An approval would give China assets needed to feed the world’s fastest-growing economy. China’s state-run companies, backed by the world’s biggest foreign-exchange reserves of $3.3 trillion and cheap loans by banks, have snapped up oil, gas and mineral assets from Australia to Africa and Latin America.
Many Canadians are uneasy about deals such as Cnooc’s, Canadian Prime Minister Stephen Harper said. Fifty-eight percent of Canadians believe the Nexen bid should be blocked, an online Angus Reid Public Opinion survey of 1,000 people conducted from Oct. 10 to Oct. 11 showed. The New Democratic Party, Harper’s main rival in Parliament, has opposed the bid.
Scrutiny of foreign takeovers has stymied deals in North America before. Cnooc was forced in 2005 to abandon a $19 billion hostile bid for El Segundo, California-based Unocal as U.S. lawmakers proposed legislation to block it.
Canada rebuffed Melbourne-based BHP’s $40 billion hostile takeover bid for Potash Corp. of Saskatchewan Inc. in 2010, the second rejection in 25 years following its blocking of Alliant Techsystems Inc.’s bid for MacDonald Dettwiler & Associates Ltd.’s space business in 2008.

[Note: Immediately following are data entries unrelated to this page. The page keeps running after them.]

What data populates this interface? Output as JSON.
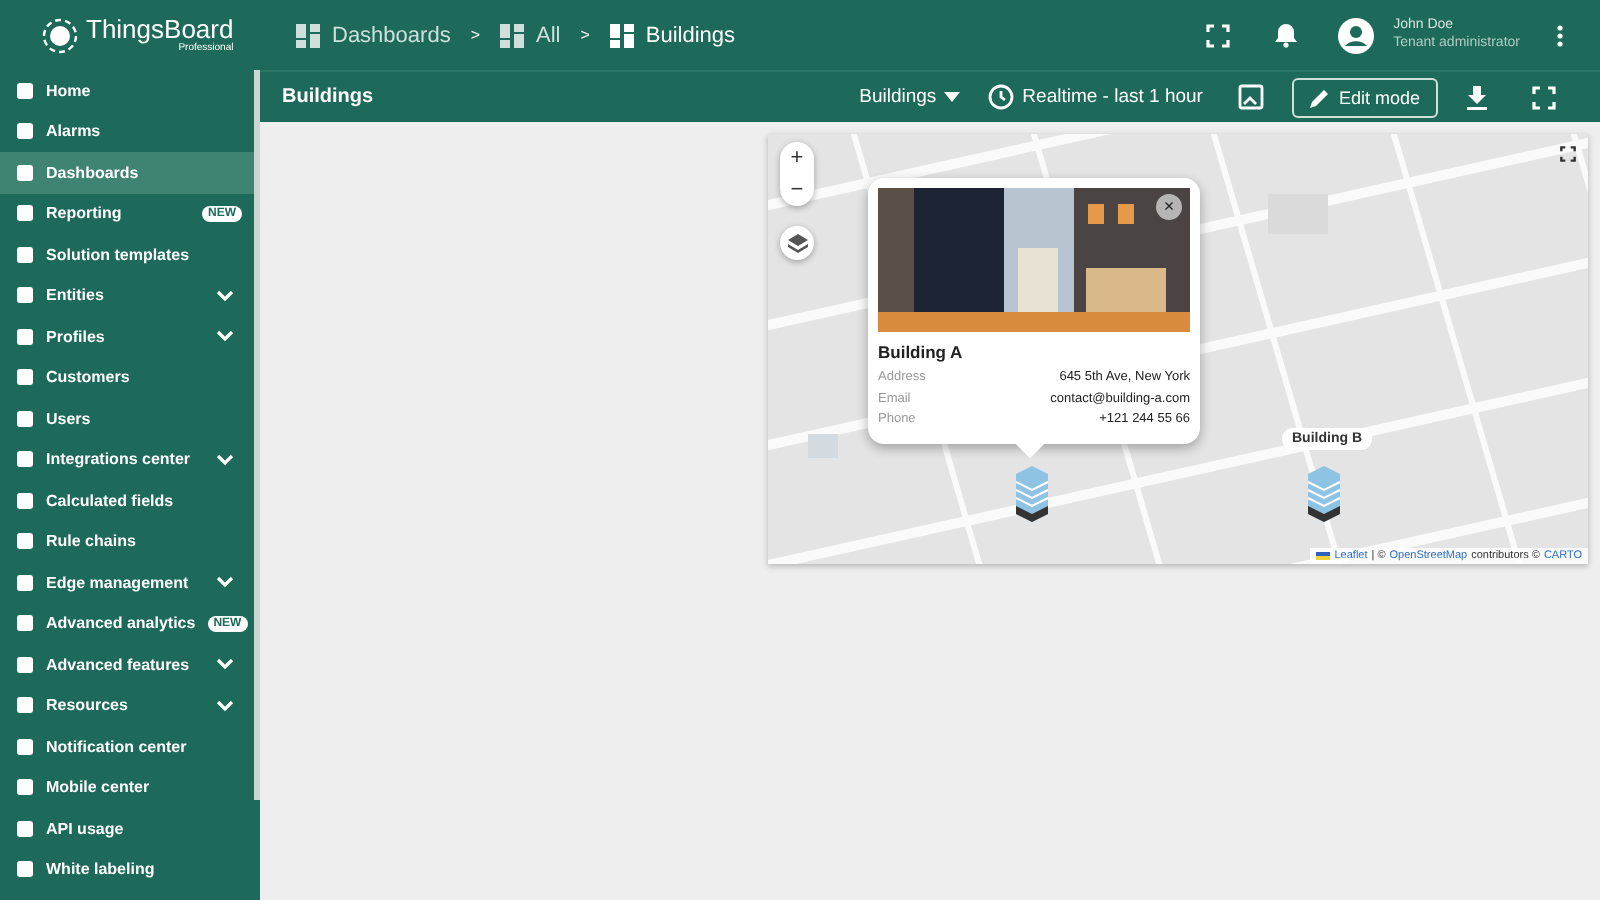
{
  "logo": {
    "name": "ThingsBoard",
    "edition": "Professional"
  },
  "breadcrumbs": [
    "Dashboards",
    "All",
    "Buildings"
  ],
  "breadcrumb_separator": ">",
  "user": {
    "name": "John Doe",
    "role": "Tenant administrator"
  },
  "sidebar": {
    "items": [
      {
        "label": "Home",
        "selected": false,
        "expandable": false
      },
      {
        "label": "Alarms",
        "selected": false,
        "expandable": false
      },
      {
        "label": "Dashboards",
        "selected": true,
        "expandable": false
      },
      {
        "label": "Reporting",
        "selected": false,
        "expandable": false,
        "badge": "NEW"
      },
      {
        "label": "Solution templates",
        "selected": false,
        "expandable": false
      },
      {
        "label": "Entities",
        "selected": false,
        "expandable": true
      },
      {
        "label": "Profiles",
        "selected": false,
        "expandable": true
      },
      {
        "label": "Customers",
        "selected": false,
        "expandable": false
      },
      {
        "label": "Users",
        "selected": false,
        "expandable": false
      },
      {
        "label": "Integrations center",
        "selected": false,
        "expandable": true
      },
      {
        "label": "Calculated fields",
        "selected": false,
        "expandable": false
      },
      {
        "label": "Rule chains",
        "selected": false,
        "expandable": false
      },
      {
        "label": "Edge management",
        "selected": false,
        "expandable": true
      },
      {
        "label": "Advanced analytics",
        "selected": false,
        "expandable": false,
        "badge": "NEW"
      },
      {
        "label": "Advanced features",
        "selected": false,
        "expandable": true
      },
      {
        "label": "Resources",
        "selected": false,
        "expandable": true
      },
      {
        "label": "Notification center",
        "selected": false,
        "expandable": false
      },
      {
        "label": "Mobile center",
        "selected": false,
        "expandable": false
      },
      {
        "label": "API usage",
        "selected": false,
        "expandable": false
      },
      {
        "label": "White labeling",
        "selected": false,
        "expandable": false
      }
    ]
  },
  "dashboard": {
    "title": "Buildings",
    "state_selector": "Buildings",
    "timewindow": "Realtime - last 1 hour",
    "edit_button": "Edit mode"
  },
  "map": {
    "popup": {
      "title": "Building A",
      "close": "×",
      "fields": [
        {
          "label": "Address",
          "value": "645 5th Ave, New York"
        },
        {
          "label": "Email",
          "value": "contact@building-a.com"
        },
        {
          "label": "Phone",
          "value": "+121 244 55 66"
        }
      ]
    },
    "zoom_in": "+",
    "zoom_out": "−",
    "markers": [
      {
        "label": "Building B"
      }
    ],
    "attribution": {
      "leaflet": "Leaflet",
      "sep": "| ©",
      "osm": "OpenStreetMap",
      "contrib": "contributors ©",
      "carto": "CARTO"
    }
  }
}
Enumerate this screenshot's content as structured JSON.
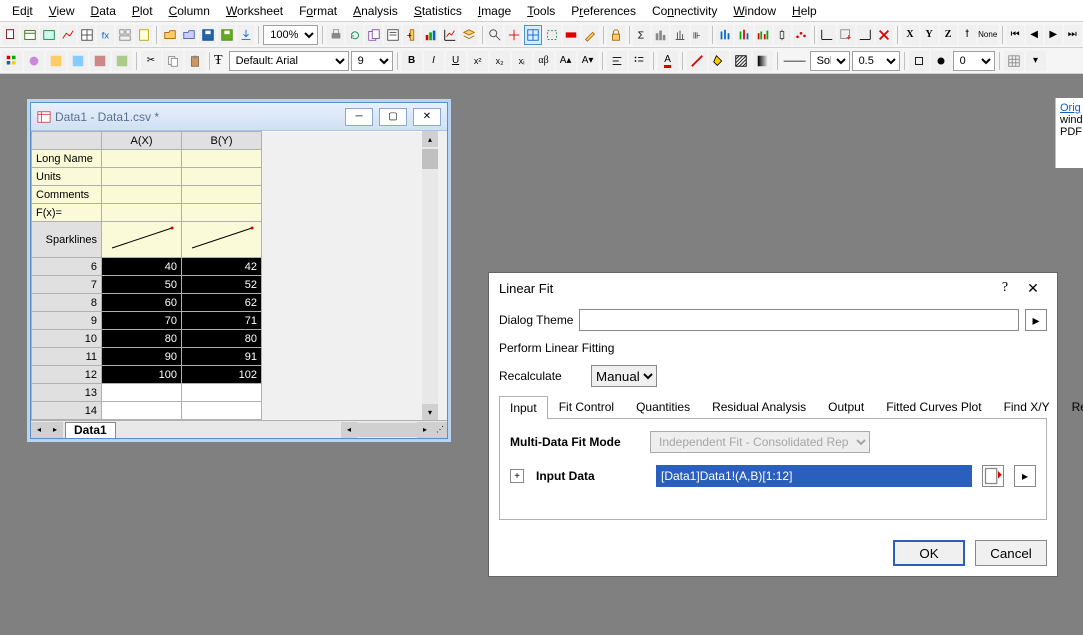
{
  "menu": {
    "items": [
      "Edit",
      "View",
      "Data",
      "Plot",
      "Column",
      "Worksheet",
      "Format",
      "Analysis",
      "Statistics",
      "Image",
      "Tools",
      "Preferences",
      "Connectivity",
      "Window",
      "Help"
    ],
    "accel": [
      "i",
      "V",
      "D",
      "P",
      "C",
      "W",
      "o",
      "A",
      "S",
      "I",
      "T",
      "r",
      "n",
      "W",
      "H"
    ]
  },
  "toolbar1": {
    "zoom": "100%"
  },
  "toolbar2": {
    "font_label": "Default: Arial",
    "font": "Default: Arial",
    "size": "9",
    "bold": "B",
    "italic": "I",
    "underline": "U",
    "style_combo": "Sol",
    "width_val": "0.5",
    "num_val": "0"
  },
  "worksheet": {
    "title": "Data1 - Data1.csv *",
    "cols": [
      "A(X)",
      "B(Y)"
    ],
    "rowheads": [
      "Long Name",
      "Units",
      "Comments",
      "F(x)=",
      "Sparklines"
    ],
    "rows": [
      {
        "n": "6",
        "a": "40",
        "b": "42",
        "sel": true
      },
      {
        "n": "7",
        "a": "50",
        "b": "52",
        "sel": true
      },
      {
        "n": "8",
        "a": "60",
        "b": "62",
        "sel": true
      },
      {
        "n": "9",
        "a": "70",
        "b": "71",
        "sel": true
      },
      {
        "n": "10",
        "a": "80",
        "b": "80",
        "sel": true
      },
      {
        "n": "11",
        "a": "90",
        "b": "91",
        "sel": true
      },
      {
        "n": "12",
        "a": "100",
        "b": "102",
        "sel": true
      },
      {
        "n": "13",
        "a": "",
        "b": "",
        "sel": false
      },
      {
        "n": "14",
        "a": "",
        "b": "",
        "sel": false
      }
    ],
    "tab": "Data1"
  },
  "dialog": {
    "title": "Linear Fit",
    "theme_label": "Dialog Theme",
    "theme_value": "",
    "desc": "Perform Linear Fitting",
    "recalc_label": "Recalculate",
    "recalc_value": "Manual",
    "tabs": [
      "Input",
      "Fit Control",
      "Quantities",
      "Residual Analysis",
      "Output",
      "Fitted Curves Plot",
      "Find X/Y",
      "Residual Plots"
    ],
    "active_tab": 0,
    "mdfm_label": "Multi-Data Fit Mode",
    "mdfm_value": "Independent Fit - Consolidated Report",
    "idata_label": "Input Data",
    "idata_value": "[Data1]Data1!(A,B)[1:12]",
    "ok": "OK",
    "cancel": "Cancel"
  },
  "sidetip": {
    "link": "Orig",
    "l2": "wind",
    "l3": "PDF"
  },
  "chart_data": {
    "type": "line",
    "series": [
      {
        "name": "A(X)",
        "values": [
          40,
          50,
          60,
          70,
          80,
          90,
          100
        ]
      },
      {
        "name": "B(Y)",
        "values": [
          42,
          52,
          62,
          71,
          80,
          91,
          102
        ]
      }
    ],
    "categories": [
      6,
      7,
      8,
      9,
      10,
      11,
      12
    ],
    "title": "Sparklines"
  }
}
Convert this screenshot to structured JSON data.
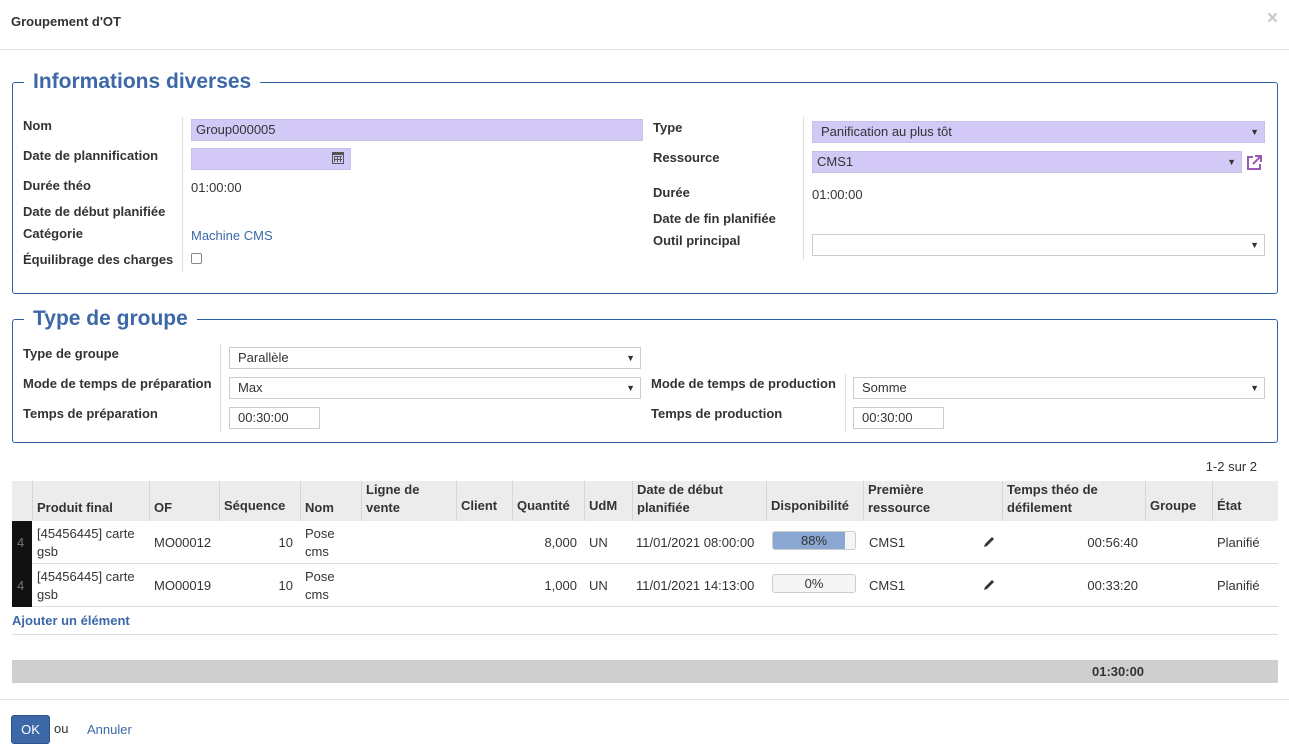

Still, Canada needs “hundreds of billions of dollars of capital” to unlock the potential of its oil sands, Pacific Coast liquefied natural gas export facilities and emerging shale developments, according to Eric Nuttall, a portfolio manager who oversees $110 million at Sprott Asset Management Inc. in Toronto.
“It’s clear that internally, domestic capital cannot fund such projects in a timely manner, thus as a country we’re forced to look externally at funding,” Nuttall said. Rejection of the two bids “would be hugely destructive to the value of many Canadian companies,” he said.